MDOT will build a diverging diamond interchange (DDI) at I-75 and 12 Mile Road after the design was approved by the Federal Highway Administration late last year.
The interchange is part of the ongoing I-75 modernization project in Oakland County. DDIs were recently built at Big Beaver and 14 Mile roads along I-75, and the design is preferred by the Road Commission for Oakland County and the City of Madison Heights.
The rebuilding of 12 Mile Road and the new interchange is expected to begin in late February. During the rebuilding phase, all ramps at the interchange will be closed and through-traffic on 12 Mile Road will be detoured between Stephenson Highway and Dartmouth Street. Access to businesses will be maintained on each side of the interchange.
Related: Community pushing for changes to ‘dangerous intersection’ in Birmingham
So what exactly will the DDI look like and what’re the benefits?
A DDI is similar to a conventional diamond interchange, which is the most common in the United States, where the exit/entrance ramps make a diamond shape between the freeway and surface street. Right-hand turns are handled the same at both a DDI and a diamond interchange.

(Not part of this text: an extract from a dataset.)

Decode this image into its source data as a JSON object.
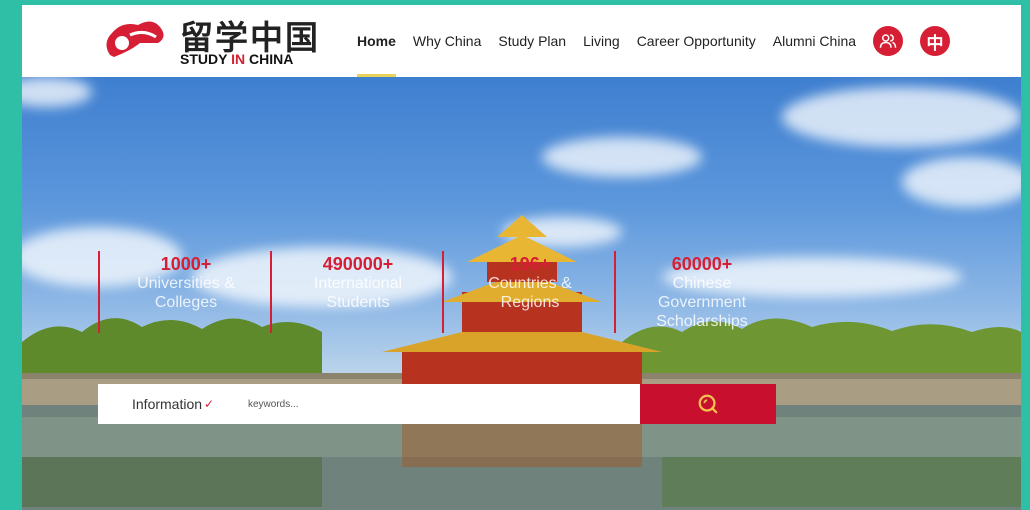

Different in how it handles left turns, since:
- The intersections with the freeway ramps smoothly move traffic on the surface street from the right side of the roadway to the left side of the roadway as the road crosses the freeway.
- Traffic is on the left-hand side of the roadway between the signals at ramp intersections, all left turns occur at the entrance/exit ramps without having to cross opposing traffic.
- Road geometry, signs, and pavement markings working together to make driving through the DDI very simple.
Here’s a video showing how it works:
- Reduces conflict points between vehicles and non-motorists by nearly 50 percent.
- Eliminates many of the most severe crashes, which happen at right-angles.
- Increases visibility for drivers turning.
- Reduces potential of people driving the wrong way on entry ramps.
- Separates non-motorized users (bikes and pedestrians) by routing them through the median or along the sides of the roadway.
- Simplifies crosswalks and involves crossing fewer lanes at a time.
- Provides a simple two-phase signal design with shorter cycle lengths (total time for the traffic signal to give a green light for ramp traffic and a green light for the surface street traffic).
- Allows simple left and right turns from all directions.
- Increases the number of left-turning vehicles without the need for additional lanes.
- There is more space between the signalized intersections at the ramps and one less signal.
- Reduces the construction cost compared to other interchange forms.
- Requires fewer lanes therefore, existing bridges and right-of-way can be utilized.
- Utilizes a smaller project footprint, which means fewer impacts to adjacent areas.
More: Oakland County news